How to get kids to your concerts. Hint: make ’em play or pay or use their phonesmain
The latest review in our CBSO100 series comes from the orchestra’s fire-eating independent historian, Richard Bratby:
CBSO / Espinós: Youth Takeover
4 stars (4****)
The CBSO has been targeting young concertgoers since at least 1921. But still, it was a nice statement of intent to hand the very first evening concert of the orchestra’s 100th birthday year to a team of “Youth Ambassadors”, who chose an entire programme – duly performed by Jaume Santonja Espinós and an expensive-looking CBSO. The idea – and in Symphony Hall, you go big or you go home – was to offer a “vision of the future”.

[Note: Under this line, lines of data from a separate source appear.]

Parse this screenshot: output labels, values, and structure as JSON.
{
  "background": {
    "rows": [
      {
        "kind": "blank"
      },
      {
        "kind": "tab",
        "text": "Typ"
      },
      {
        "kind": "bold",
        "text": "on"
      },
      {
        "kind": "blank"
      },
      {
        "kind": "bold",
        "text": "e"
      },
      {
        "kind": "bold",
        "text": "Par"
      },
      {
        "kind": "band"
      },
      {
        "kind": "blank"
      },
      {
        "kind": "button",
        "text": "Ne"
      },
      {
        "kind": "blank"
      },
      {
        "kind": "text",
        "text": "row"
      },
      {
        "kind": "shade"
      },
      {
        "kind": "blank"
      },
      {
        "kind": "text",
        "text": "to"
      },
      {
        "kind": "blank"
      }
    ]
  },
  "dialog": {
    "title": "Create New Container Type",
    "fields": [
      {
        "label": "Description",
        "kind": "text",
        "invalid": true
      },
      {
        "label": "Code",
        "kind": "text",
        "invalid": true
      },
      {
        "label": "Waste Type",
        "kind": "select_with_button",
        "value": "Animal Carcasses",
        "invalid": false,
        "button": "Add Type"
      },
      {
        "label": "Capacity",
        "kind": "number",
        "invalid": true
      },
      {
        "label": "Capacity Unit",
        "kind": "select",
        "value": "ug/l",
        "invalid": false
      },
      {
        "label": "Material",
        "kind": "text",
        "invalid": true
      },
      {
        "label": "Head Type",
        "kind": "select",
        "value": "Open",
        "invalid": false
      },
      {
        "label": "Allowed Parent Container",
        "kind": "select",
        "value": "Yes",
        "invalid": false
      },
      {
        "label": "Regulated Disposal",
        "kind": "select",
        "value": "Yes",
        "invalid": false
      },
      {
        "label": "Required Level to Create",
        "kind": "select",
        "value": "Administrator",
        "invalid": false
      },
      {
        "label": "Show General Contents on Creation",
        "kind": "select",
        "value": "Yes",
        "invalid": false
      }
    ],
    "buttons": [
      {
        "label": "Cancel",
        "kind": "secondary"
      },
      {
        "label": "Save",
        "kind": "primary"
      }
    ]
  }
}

Not everything worked. We were encouraged to use our mobile phones throughout: I did, and can confirm that it’s an excellent way to ignore the music entirely. And it would have been good to learn more about the “Ambassadors” themselves: aged between 16 and 21, but mysteriously un-named and largely invisible until the final bow, though two of them came on to recite the whole of Mallarmé’s L’après-midi d’un faune. Full marks for sheer courage.
What’s clear, though, is that they love the sound of an orchestra, and have a knack for choosing the kind of pieces that leave you smiling. How refreshing to hear an audience (and it was a sizeable crowd, drawn from all age-groups) laughing out loud at the vocal explosives of soloist MaJiKer in Anna Meredith’s Concerto for Beatboxer, or sighing with pleasure at the end of Debussy’s Prélude. Espinós seemed to be enjoying it as much as anyone, drawing zesty, energised performances of Shostakovich’s second Jazz Suite and Mason Bates’s Adams-on-uppers orchestral showpiece Mothership.
After a fabulously louche opening glissando from clarinettist Oliver Janes, Louis Schwizgebel was a stylish soloist in Rhapsody in Blue, while guest-leader Vesselin Gellev duetted smokily with Eduardo Vassallo’s cello in Piazzolla’s Winter. Huge fun, then, and the list of pieces that the youngsters were obliged to leave out – which featured Kurt Weill, Granville Bantock and Robert Farnon’s Portrait of a Flirt – suggests a musical future that I, for one, could happily get behind. The kids are all right: come on, CBSO, let them have a go every year. I dare you.